Here’s our one loon chick, riding on a parent’s back. The mate was nearby, apparently the father because he was nervously posturing in vulture pose. He did this even though we were very far off with a telephoto lens, quietly proceeding in our small pontoon boat with its peppy 15 hp outboard.

The pair is a little nervous now, rightfully so. Long Lakers will all hopefully give the family a wide berth. But there are Bald Eagles looking for lunch. Big pike lurk about. And I don’t like the look in the eye of that big-headed, turkey-platter-sized snapping turtle. You know, the one with all the green moss clinging to its back. Hopefully this young one survives to its October adolescence.

The pair nesting on the island near the public access seems not to have fared well. Early in the week, the loon was on the nest. Since we saw their nest activity even before the nest went into full swing on the bigger island, and incubation periods being what they are, the chicks in the lower lake should have hatched first. Instead, on June 18th–with both loons fishing in the lower lake, I kayaked close enough to the nest to see that it was empty. Not even any egg shells. And no sign of any chicks in the lower lake.

But the next day, we saw this loon back on the nest. The empty nest. It was squashing itself way low, even though we were far away. It was bobbing its head up and down–down close to the water.

mourning_loon_lowresIt’s very wrong-headed to anthropomorphize animal behavior. But these loons definitely tempt in that regard. We’ve taken to calling this photo The Mourning Loon.
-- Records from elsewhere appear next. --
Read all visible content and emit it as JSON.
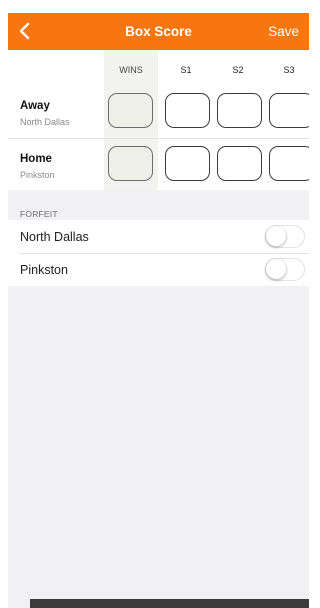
{
  "nav": {
    "title": "Box Score",
    "save_label": "Save",
    "back_icon": "chevron-left-icon",
    "bar_color": "#f7760d"
  },
  "score_table": {
    "columns": [
      "WINS",
      "S1",
      "S2",
      "S3"
    ],
    "teams": [
      {
        "role": "Away",
        "name": "North Dallas"
      },
      {
        "role": "Home",
        "name": "Pinkston"
      }
    ]
  },
  "forfeit": {
    "header": "FORFEIT",
    "rows": [
      {
        "label": "North Dallas",
        "on": false
      },
      {
        "label": "Pinkston",
        "on": false
      }
    ]
  }
}
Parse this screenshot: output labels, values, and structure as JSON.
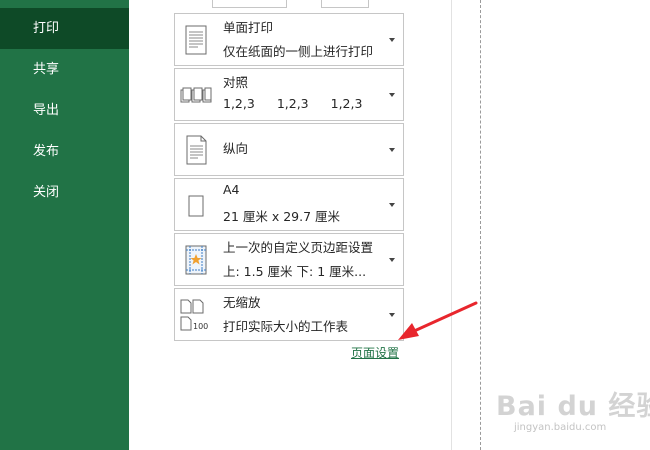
{
  "sidebar": {
    "items": [
      {
        "label": "打印",
        "active": true
      },
      {
        "label": "共享"
      },
      {
        "label": "导出"
      },
      {
        "label": "发布"
      },
      {
        "label": "关闭"
      }
    ]
  },
  "settings": {
    "sides": {
      "title": "单面打印",
      "subtitle": "仅在纸面的一侧上进行打印"
    },
    "collate": {
      "title": "对照",
      "values": [
        "1,2,3",
        "1,2,3",
        "1,2,3"
      ]
    },
    "orientation": {
      "title": "纵向"
    },
    "paper": {
      "title": "A4",
      "subtitle": "21 厘米 x 29.7 厘米"
    },
    "margins": {
      "title": "上一次的自定义页边距设置",
      "subtitle": "上: 1.5 厘米 下: 1 厘米..."
    },
    "scaling": {
      "title": "无缩放",
      "subtitle": "打印实际大小的工作表",
      "icon_number": "100"
    }
  },
  "page_setup_label": "页面设置",
  "watermark": {
    "text": "Bai du 经验",
    "sub": "jingyan.baidu.com"
  },
  "colors": {
    "sidebar": "#217346",
    "sidebar_active": "#0e4a27",
    "link": "#217346",
    "annotation": "#e8262d"
  }
}
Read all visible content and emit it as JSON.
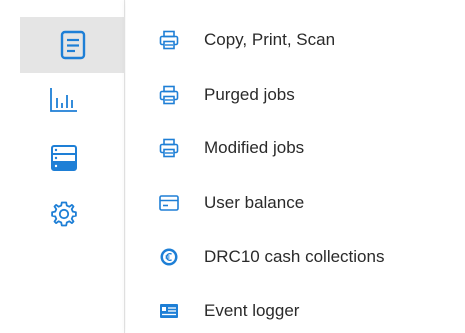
{
  "colors": {
    "accent": "#1e7fd6",
    "rail_active_bg": "#e5e5e5",
    "text": "#2a2a2a"
  },
  "rail": {
    "items": [
      {
        "icon": "document-icon",
        "active": true
      },
      {
        "icon": "bar-chart-icon",
        "active": false
      },
      {
        "icon": "server-icon",
        "active": false
      },
      {
        "icon": "settings-gear-icon",
        "active": false
      }
    ]
  },
  "menu": {
    "items": [
      {
        "label": "Copy, Print, Scan",
        "icon": "printer-icon"
      },
      {
        "label": "Purged jobs",
        "icon": "printer-icon"
      },
      {
        "label": "Modified jobs",
        "icon": "printer-icon"
      },
      {
        "label": "User balance",
        "icon": "card-icon"
      },
      {
        "label": "DRC10 cash collections",
        "icon": "euro-coin-icon"
      },
      {
        "label": "Event logger",
        "icon": "log-icon"
      }
    ]
  }
}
One chick, one precious chick. Please let me know if you’ve seen another. We’re still hoping maybe they’ve got it stashed someplace we haven’t seen.

If we keep our fish hooks at a distance, our power boats throttled back in their vicinity, and our fingers crossed, Long Lake can help a new member of this threatened species launch itself southward come fall.

The Long Lake loons, 2013

loon_babies2_lowresThese two chicks were born on Belly Button Island, in the north section of Long Lake, on Father’s Day, June 16th. We spotted them riding on a parent’s back on their birthday, but weren’t sure if we were seeing one or two chicks. One week later, as one chick paddled behind a parent and one rode, we knew it was twins.

The chicks grew quickly.


Image 4

By September, the chicks are adolescents. They often hang out together without either parent. They are very efficient divers, though they don’t seem to stay underwater as long as the adults do. When a parent is around, they still head over hoping to get a snack, but the parents don’t seem to oblige them anymore. The young loon’s plumage is still immature, but size-wise they are only a tad smaller than the adults.



Like the parents, the young loons will approach a quiet boat. Sometimes they even seem to be drawn to our kayaks. Even this fisherman, on a recent chilly and foggy morning, didn’t frighten off the adolescent.


The parents will be leaving this month and will winter in warmer places down South. The twins will be left behind for another 4-6 weeks. They will stay on Long Lake late enough that we’ll start to worry if they know what they are supposed to do.  For now, they need to get stronger, bulk up a bit for the flight south and, oh yes, practice their take-offs and landings.

The adults are grooming their flight feathers. Well, either that or practicing their yoga poses.